Twenty years as an HR consultant has taught me one thing: the more things change, the more they stay the same. The one constant is something that I heard on my first day in the industry; yet the same phrase still pervades our daily lives in HR: “HR needs to be more strategic.”
My start in HR came before much automation. It came before the internet. It came before terms Talent Management, SaaS, Talent Acquisition, Data Warehouse or Cloud were even in our lexicon. So how could we have advanced so much and yet advanced so little? The reason is that HR’s becoming a strategic partner to the business is not as much about changes in technology or terminology as much as it is in changes in HR, its skills and how it works with the business.
Much like a child at a large family gathering trying to earn a spot at the “grown up” table, in my time in the industry I have found three keys that can help HR earn its seat at the table to be a strategic partner with the business.
KEY #1: Understand the Busines
As a consultant I often get to interview business executives on the role of HR and what it could be doing differently. The overwhelming answer I hear on how HR can better support the business is a simple one: “Understand the business.” While this seems simplistic, what is means is that HR can better support all facets of talent by doing some homework and understanding:
- Business strategy
- Business drivers
- Talent needs and scarcity
- Skill and competency requirements
This is particularly true in designing attraction and retention programs. Leaders in best practice organizations encourage or even require recruiters to shadow employees in the business for a day to understand the job requirements, the skills needed and to be able to articulate that to candidates. Small investments like this can help HR truly understand the business and the talent needed to be successful in the business.
KEY #2: What’s important to HR is different than what’s important to the business
When working with HR organizations I often ask about reporting and the availability of HR/Talent Management reports to business leaders. Most executives are happy with the level of reporting they have available, and then provide me with examples such as Time to Fill, Headcount Report, Performance Distribution Report and Turnover Report. “Yes,” I say, “These are good basic reports. For HR!”
The problem I usually encounter is the HR reports that are being shared with business leaders do nothing to help a business leader run the business. They provide HR feedback on how HR is doing with its processes. A business leader doesn’t care about time to fill as much as quality of hire. A recruiter can always hire someone quickly, but is it the right person? Headcount reports are only used to police budgetary constraints. A performance distribution report shows HR how it is running the process, not whether the performance/compensation system adequately differentiates performance and what is being done to ensure my high performers are being rewarded and staying with the company. And while turnover reports are important, they are much more valuable when segmented by key groups such as by skill, performance, manager, etc.
I have found one of the most enlightening experiences is to meet with a group of business leaders to explore what types of reporting they would like to see from HR. The answers are usually creative and very much outside of the traditional HR box, like, “What are the key correlative factors with employee productivity?” or “What is the cost impact to my bottom line if a high performer leaves?” Although this brainstorming exercise does not always produce metrics that are easy to create, those that can be calculated are things that the business leaders can use to help run the business!

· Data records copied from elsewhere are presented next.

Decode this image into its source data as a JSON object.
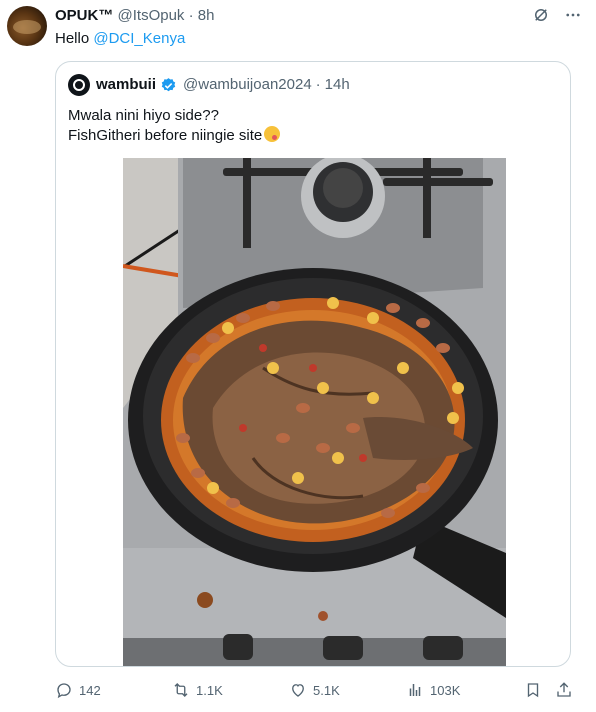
{
  "tweet": {
    "author_name": "OPUK™",
    "author_handle": "@ItsOpuk",
    "separator": "·",
    "time": "8h",
    "text_prefix": "Hello",
    "mention": "@DCI_Kenya"
  },
  "quoted": {
    "author_name": "wambuii",
    "author_handle": "@wambuijoan2024",
    "separator": "·",
    "time": "14h",
    "line1": "Mwala nini hiyo side??",
    "line2": "FishGitheri before niingie site",
    "emoji": "face-savoring-food"
  },
  "actions": {
    "replies": "142",
    "reposts": "1.1K",
    "likes": "5.1K",
    "views": "103K"
  },
  "colors": {
    "accent": "#1d9bf0",
    "text": "#0f1419",
    "muted": "#536471",
    "border": "#cfd9de"
  }
}
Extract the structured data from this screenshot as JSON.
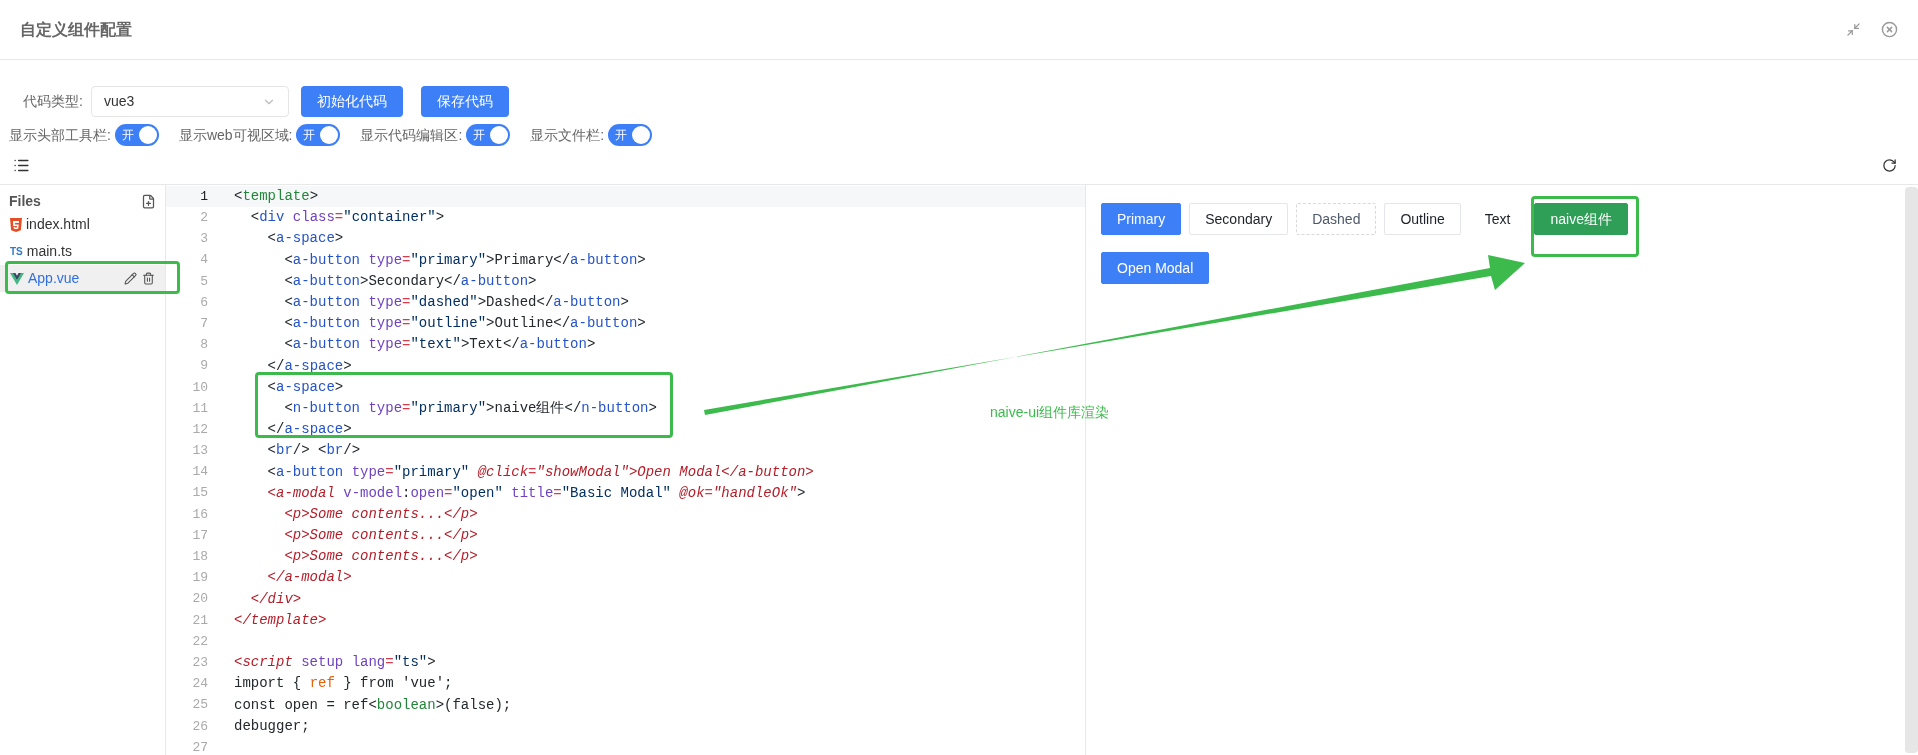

KEY #3 – HR needs to skill up
Using the two keys above as guidance, the HR professional who earns the seat at the table has a different set of skills than a traditional HR professional. The days of HR being the enforcer of policies and procedures, a paper pusher in a functional role, are gone. The keys above show the need for consultative skills, business acumen and a strong analytical sense.
As the skillsets for HR evolve, HR must examine itself to determine what capability exists within the function. But most HR organizations I see are still overweighted in the old HR skillsets, making the evolution into strategic partner more difficult if not impossible.
Through a combination of hiring for future skills and training existing professionals in the skills needed to become a strategic partner, HR organizations can move up the strategic maturity curve.
As I said in the beginning, the one constant over my 20 years in the HR industry has been HR trying to gain the role as a strategic business partner. I am hoping that 20 years from now, instead of saying the same thing, that we have finally gotten our seat at the table.
Doug Rippey is the Line of Business Leader for Workforce Analytics, Workforce Planning and Recruiting at HRIZONS, a consulting company with a strong presence in the Americas. He has consulted with organizations around the world, but still fondly remembers growing up sitting at the kid’s table.